including amounts mobilized from commercial banks, is close to $1 billion.
Exposure to the South and Central Asian region stands at $1.5 billion.
IFC's program for Turkey continues to be active with investments
in projects of about $400 million.
Ms. Sujata Lamba, Country Manager for Turkey, stressed IFC’s key role
as one of the few sources of long-term private capital in Turkey and said
the institution is prepared to take selective risks and support viable
exporters. Given the particular challenges for Turkey this year,
IFC’s support will be even more critical, she added. A case in point
is the recent international syndication of a large Turkish company, Arcelik,
where IFC's increased financing allowed the company to complete its financial
plan swiftly in the midst of the economic crisis.
The new Turkey office will be located in the Levent district. The
countries that will be covered by the office are: Albania, Azerbaijan,
Bosnia, Bulgaria, Croatia, Federal Republic of Yugoslavia, Kazakhstan,
Kyrgyz Republic, Macedonia, Moldova, Romania, Tajikistan, Turkey, Turkmenistan,
The mission of IFC (www.ifc.org),
part of the World Bank Group, is to promote sustainable private sector
investment in developing countries, as a way to reduce poverty and improve
people's lives. IFC finances private sector investments in emerging

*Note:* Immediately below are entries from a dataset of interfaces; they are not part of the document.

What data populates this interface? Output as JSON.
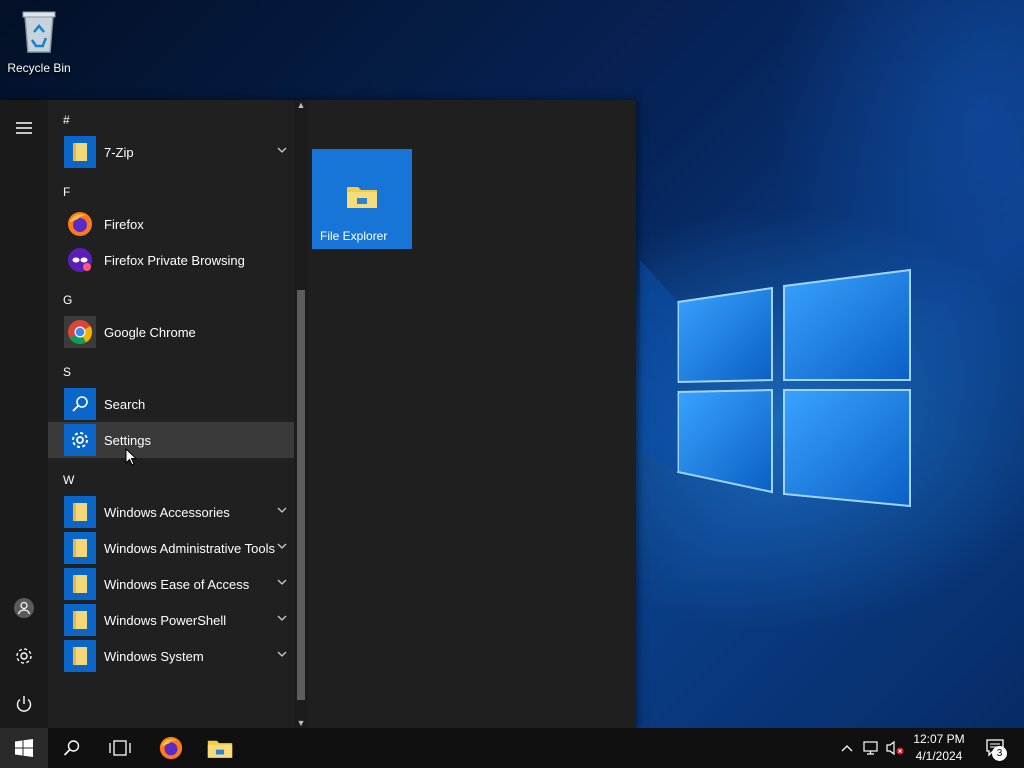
{
  "desktop": {
    "recycle_bin_label": "Recycle Bin"
  },
  "start_menu": {
    "groups": [
      {
        "header": "#",
        "apps": [
          {
            "name": "7-Zip",
            "icon": "folder-icon",
            "expandable": true
          }
        ]
      },
      {
        "header": "F",
        "apps": [
          {
            "name": "Firefox",
            "icon": "firefox-icon",
            "expandable": false
          },
          {
            "name": "Firefox Private Browsing",
            "icon": "firefox-private-icon",
            "expandable": false
          }
        ]
      },
      {
        "header": "G",
        "apps": [
          {
            "name": "Google Chrome",
            "icon": "chrome-icon",
            "expandable": false
          }
        ]
      },
      {
        "header": "S",
        "apps": [
          {
            "name": "Search",
            "icon": "search-icon",
            "expandable": false
          },
          {
            "name": "Settings",
            "icon": "gear-icon",
            "expandable": false
          }
        ]
      },
      {
        "header": "W",
        "apps": [
          {
            "name": "Windows Accessories",
            "icon": "folder-icon",
            "expandable": true
          },
          {
            "name": "Windows Administrative Tools",
            "icon": "folder-icon",
            "expandable": true
          },
          {
            "name": "Windows Ease of Access",
            "icon": "folder-icon",
            "expandable": true
          },
          {
            "name": "Windows PowerShell",
            "icon": "folder-icon",
            "expandable": true
          },
          {
            "name": "Windows System",
            "icon": "folder-icon",
            "expandable": true
          }
        ]
      }
    ],
    "tiles": [
      {
        "name": "File Explorer",
        "icon": "file-explorer-icon"
      }
    ]
  },
  "taskbar": {
    "clock_time": "12:07 PM",
    "clock_date": "4/1/2024",
    "notification_count": "3"
  },
  "colors": {
    "accent": "#0a66c8",
    "tile": "#1675d6",
    "taskbar": "#101010"
  }
}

markets, mobilizes capital in the international financial markets, and
provides technical assistance and advice to governments and businesses.